The astronauts were my rock stars growing up, Alan Shepard, Gus Grissom, John Glenn and the rest of the Mercury 7, and the expanding astronaut corps for Gemini and Apollo including Armstrong and Aldrin. Armstrong seemed more in the mold of Glen rather than the cocky pilots of Shepard or Grissom. Armstrong was naturally shy. He was among the first civilian astronauts, though he was a Navy pilot in Korea. He was Everyman. But boy could he fly. After Korea, he spent years as a civilian test pilot, flying the X-1B, the X-15 and more. As an astronaut, he commanded the Gemini mission for the first manned docking in space. He escaped death when flying a gangly and unruly test vehicle meant to practice lunar landings instead careened out of control, ejecting at the last second. Armstrong probably saved the Apollo 11 mission when he took over controls of the real lunar lander to guide it away from a boulder field for a safe landing on the Moon with only seconds of fuel left.
The three of us spent a little more time in Florida, then drove back to Detroit in 24 hours straight, getting there just in time to watch the coverage of the landing. Armstrong and Aldrin were supposed to get some sleep first to rest up for their walk on the Moon, but most everyone thought that was a stupid idea. They just landed on the Moon! Now they’re supposed to take a nap?
Still it took some time before they ventured out. The TV network anchors talked us through the events. At least one network, maybe others, had someone dress up in a space suit to act out what was happening on the Moon.
Then with a crackle and a blur, a new image appeared. The networks superimposed a message on it that they had never put up before. “Live from the Moon.” There was Armstrong, climbing down, standing at the edge, describing the dust he saw around the landing pad, and finally took his one small step for a man, and humanity back on Earth took one giant leap of celebration.
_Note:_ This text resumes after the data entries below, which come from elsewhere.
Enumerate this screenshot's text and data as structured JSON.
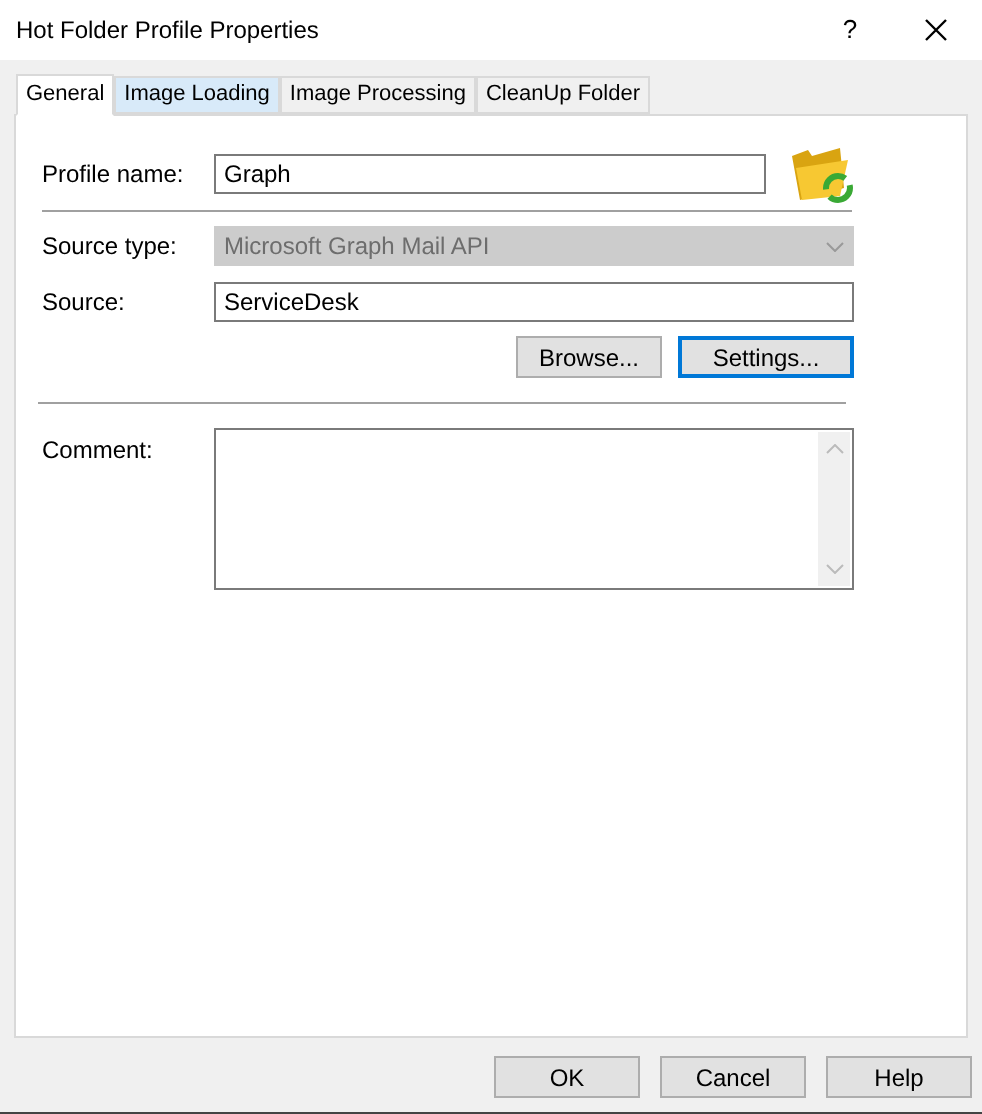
{
  "window": {
    "title": "Hot Folder Profile Properties",
    "help_button": "?"
  },
  "tabs": [
    {
      "label": "General",
      "selected": true,
      "highlighted": false
    },
    {
      "label": "Image Loading",
      "selected": false,
      "highlighted": true
    },
    {
      "label": "Image Processing",
      "selected": false,
      "highlighted": false
    },
    {
      "label": "CleanUp Folder",
      "selected": false,
      "highlighted": false
    }
  ],
  "profile_name": {
    "label": "Profile name:",
    "value": "Graph"
  },
  "source_type": {
    "label": "Source type:",
    "value": "Microsoft Graph Mail API",
    "disabled": true
  },
  "source": {
    "label": "Source:",
    "value": "ServiceDesk"
  },
  "source_buttons": [
    {
      "label": "Browse...",
      "focused": false
    },
    {
      "label": "Settings...",
      "focused": true
    }
  ],
  "comment": {
    "label": "Comment:"
  },
  "buttons": [
    "OK",
    "Cancel",
    "Help"
  ]
}
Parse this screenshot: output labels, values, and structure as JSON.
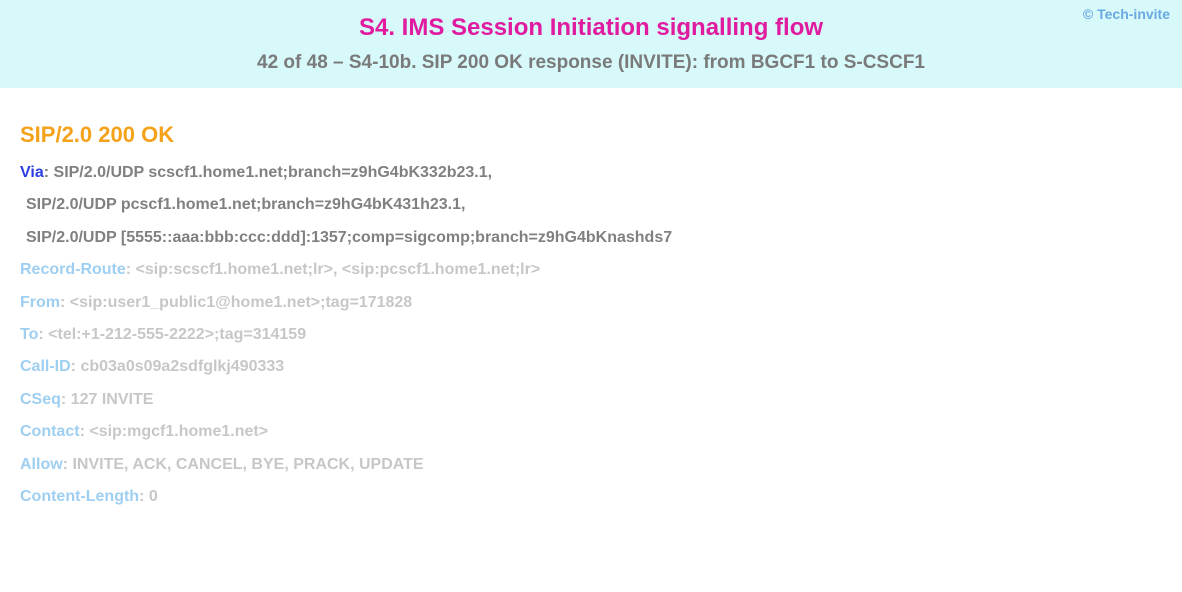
{
  "header": {
    "copyright": "© Tech-invite",
    "title": "S4. IMS Session Initiation signalling flow",
    "subtitle": "42 of 48 – S4-10b. SIP 200 OK response (INVITE): from BGCF1 to S-CSCF1"
  },
  "message": {
    "status_line": "SIP/2.0 200 OK",
    "via": {
      "label": "Via",
      "lines": [
        "SIP/2.0/UDP scscf1.home1.net;branch=z9hG4bK332b23.1,",
        "SIP/2.0/UDP pcscf1.home1.net;branch=z9hG4bK431h23.1,",
        "SIP/2.0/UDP [5555::aaa:bbb:ccc:ddd]:1357;comp=sigcomp;branch=z9hG4bKnashds7"
      ]
    },
    "record_route": {
      "label": "Record-Route",
      "value": "<sip:scscf1.home1.net;lr>, <sip:pcscf1.home1.net;lr>"
    },
    "from": {
      "label": "From",
      "value": "<sip:user1_public1@home1.net>;tag=171828"
    },
    "to": {
      "label": "To",
      "value": "<tel:+1-212-555-2222>;tag=314159"
    },
    "call_id": {
      "label": "Call-ID",
      "value": "cb03a0s09a2sdfglkj490333"
    },
    "cseq": {
      "label": "CSeq",
      "value": "127 INVITE"
    },
    "contact": {
      "label": "Contact",
      "value": "<sip:mgcf1.home1.net>"
    },
    "allow": {
      "label": "Allow",
      "value": "INVITE, ACK, CANCEL, BYE, PRACK, UPDATE"
    },
    "content_length": {
      "label": "Content-Length",
      "value": "0"
    }
  }
}
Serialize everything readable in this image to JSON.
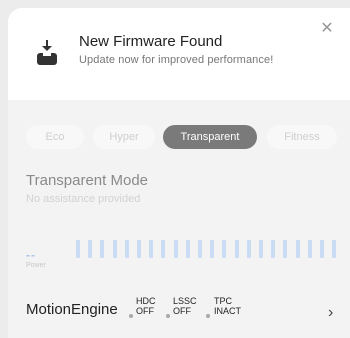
{
  "notification": {
    "title": "New Firmware Found",
    "subtitle": "Update now for improved performance!",
    "icon": "download-tray-icon",
    "close_icon": "close-icon"
  },
  "tabs": [
    {
      "label": "Eco",
      "active": false
    },
    {
      "label": "Hyper",
      "active": false
    },
    {
      "label": "Transparent",
      "active": true
    },
    {
      "label": "Fitness",
      "active": false
    }
  ],
  "mode": {
    "title": "Transparent Mode",
    "subtitle": "No assistance provided"
  },
  "power": {
    "value": "--",
    "label": "Power",
    "bar_count": 22
  },
  "engine": {
    "label": "MotionEngine",
    "statuses": [
      {
        "name": "HDC",
        "state": "OFF"
      },
      {
        "name": "LSSC",
        "state": "OFF"
      },
      {
        "name": "TPC",
        "state": "INACT"
      }
    ],
    "chevron_icon": "chevron-right-icon"
  },
  "colors": {
    "active_tab": "#7a7a7a",
    "power_accent": "#a8c4ea",
    "power_bar": "#c9dcf4"
  }
}
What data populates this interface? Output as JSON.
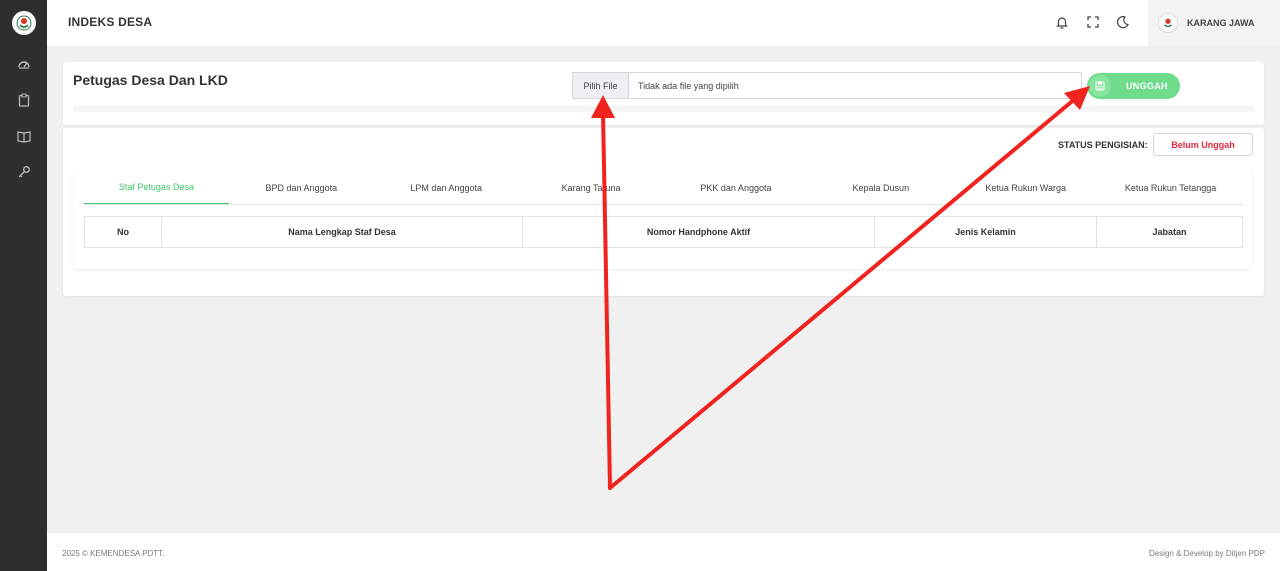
{
  "header": {
    "app_title": "INDEKS DESA",
    "user_name": "KARANG JAWA"
  },
  "sidebar": {
    "items": [
      {
        "icon": "dashboard-icon"
      },
      {
        "icon": "clipboard-icon"
      },
      {
        "icon": "book-icon"
      },
      {
        "icon": "key-icon"
      }
    ]
  },
  "main": {
    "page_title": "Petugas Desa Dan LKD",
    "file_input": {
      "button_label": "Pilih File",
      "value": "Tidak ada file yang dipilih"
    },
    "upload_button_label": "UNGGAH",
    "status_label": "STATUS PENGISIAN:",
    "status_value": "Belum Unggah",
    "tabs": [
      "Staf Petugas Desa",
      "BPD dan Anggota",
      "LPM dan Anggota",
      "Karang Taruna",
      "PKK dan Anggota",
      "Kepala Dusun",
      "Ketua Rukun Warga",
      "Ketua Rukun Tetangga"
    ],
    "active_tab": "Staf Petugas Desa",
    "table_headers": [
      "No",
      "Nama Lengkap Staf Desa",
      "Nomor Handphone Aktif",
      "Jenis Kelamin",
      "Jabatan"
    ]
  },
  "footer": {
    "left": "2025 © KEMENDESA PDTT.",
    "right": "Design & Develop by Ditjen PDP"
  },
  "colors": {
    "accent_green": "#3ec76b",
    "button_green": "#6fdc8c",
    "status_red": "#e4283c",
    "sidebar_dark": "#2b2f2d",
    "annotation_arrow": "#f0231e"
  }
}
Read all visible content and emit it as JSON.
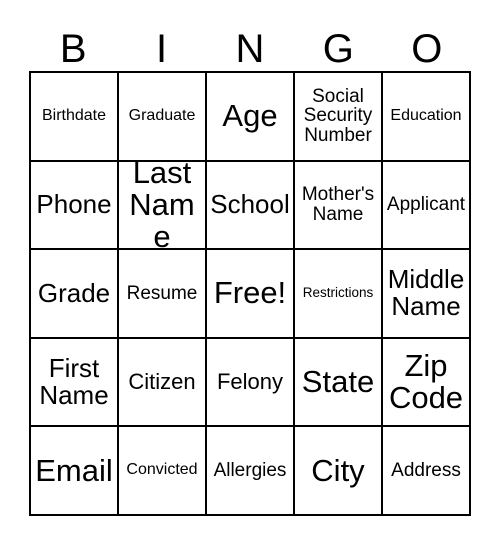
{
  "card": {
    "title": "Bingo Card",
    "columns": 5,
    "rows": 5,
    "header_letters": [
      "B",
      "I",
      "N",
      "G",
      "O"
    ],
    "colors": {
      "border": "#000000",
      "text": "#000000",
      "background": "#ffffff"
    },
    "free_space_label": "Free!",
    "free_space_position": {
      "row": 3,
      "column": 3
    },
    "grid": [
      [
        {
          "label": "Birthdate",
          "size": "s"
        },
        {
          "label": "Graduate",
          "size": "s"
        },
        {
          "label": "Age",
          "size": "xxl"
        },
        {
          "label": "Social Security Number",
          "size": "m"
        },
        {
          "label": "Education",
          "size": "s"
        }
      ],
      [
        {
          "label": "Phone",
          "size": "xl"
        },
        {
          "label": "Last Name",
          "size": "xxl"
        },
        {
          "label": "School",
          "size": "xl"
        },
        {
          "label": "Mother's Name",
          "size": "m"
        },
        {
          "label": "Applicant",
          "size": "m"
        }
      ],
      [
        {
          "label": "Grade",
          "size": "xl"
        },
        {
          "label": "Resume",
          "size": "m"
        },
        {
          "label": "Free!",
          "size": "xxl"
        },
        {
          "label": "Restrictions",
          "size": "xs"
        },
        {
          "label": "Middle Name",
          "size": "xl"
        }
      ],
      [
        {
          "label": "First Name",
          "size": "xl"
        },
        {
          "label": "Citizen",
          "size": "l"
        },
        {
          "label": "Felony",
          "size": "l"
        },
        {
          "label": "State",
          "size": "xxl"
        },
        {
          "label": "Zip Code",
          "size": "xxl"
        }
      ],
      [
        {
          "label": "Email",
          "size": "xxl"
        },
        {
          "label": "Convicted",
          "size": "s"
        },
        {
          "label": "Allergies",
          "size": "m"
        },
        {
          "label": "City",
          "size": "xxl"
        },
        {
          "label": "Address",
          "size": "m"
        }
      ]
    ]
  }
}
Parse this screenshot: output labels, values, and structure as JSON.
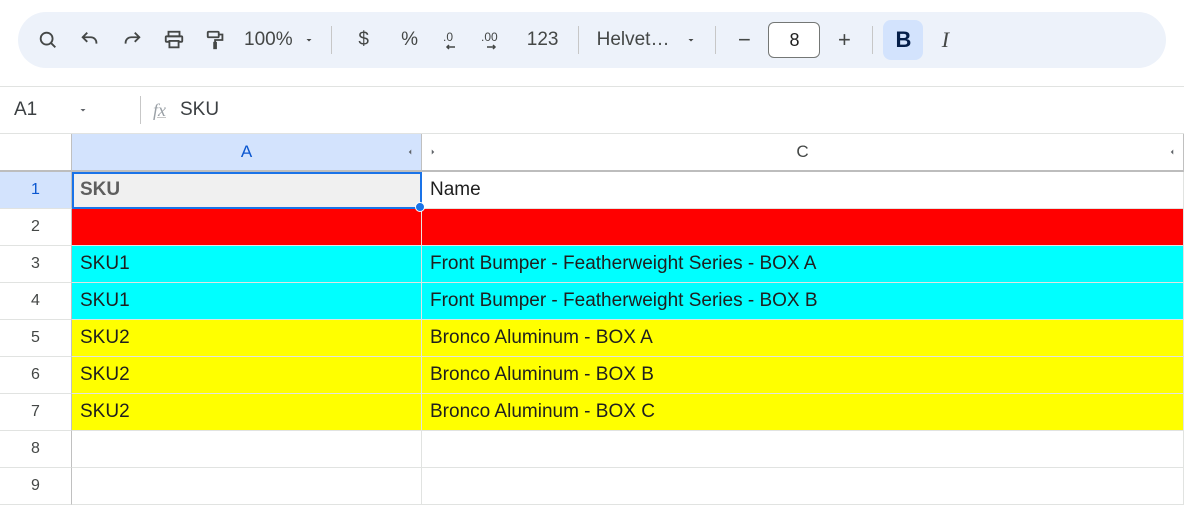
{
  "toolbar": {
    "zoom": "100%",
    "font_name": "Helvet…",
    "font_size": "8",
    "number_formats": [
      "$",
      "%",
      ".0",
      ".00",
      "123"
    ]
  },
  "formula_bar": {
    "cell_ref": "A1",
    "fx_label": "fx",
    "value": "SKU"
  },
  "columns": {
    "A": "A",
    "C": "C"
  },
  "rows": [
    "1",
    "2",
    "3",
    "4",
    "5",
    "6",
    "7",
    "8",
    "9"
  ],
  "cells": {
    "header": {
      "A": "SKU",
      "C": "Name"
    },
    "r3": {
      "A": "SKU1",
      "C": "Front Bumper - Featherweight Series - BOX A"
    },
    "r4": {
      "A": "SKU1",
      "C": "Front Bumper - Featherweight Series - BOX B"
    },
    "r5": {
      "A": "SKU2",
      "C": "Bronco Aluminum - BOX A"
    },
    "r6": {
      "A": "SKU2",
      "C": "Bronco Aluminum - BOX B"
    },
    "r7": {
      "A": "SKU2",
      "C": "Bronco Aluminum - BOX C"
    }
  },
  "row_colors": {
    "2": "#ff0000",
    "3": "#00ffff",
    "4": "#00ffff",
    "5": "#ffff00",
    "6": "#ffff00",
    "7": "#ffff00"
  }
}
Armstrong stepped into history, but he never welcomed the glare of public spotlight that came with it. He left NASA, spent a few years teaching engineering in his home state of Ohio, then retired to mostly private life. He did, however, publicly bemoan our abandoning any return to the Moon or to go on, as President Kennedy exhorted us, to “do the other things not because they are easy, but because they are hard.”
What happened to doing those other things? Were they too hard? Too expensive? Did we really just become too bored?
A few days before Armstrong’s death, the Mars rover Curiosity took its first tentative drive across the red dust, taking pictures of the tracks it left behind. It was a small drive for a robot, and certainly no giant leap for robotic kind. I imagine many of us who were on the beach in July 1969 are wondering when we will see the first human footprints on Mars. It seems like many who only know the Moon landing as history are wondering the same.
In November 2010 during a speech for the Science & Technology Summit in The Hague, Netherlands, Armstrong offered to command a mission to command a mission to Mars if he was ever asked. At the age of 80, I don’t think he expected to get that call. But someone will.
There is a renewed and growing interest to reach beyond the sky. We don’t know when we’ll take that next step, but I believe the first person to walk on Mars is now walking on Earth, perhaps taking his or her own first small step toward destiny.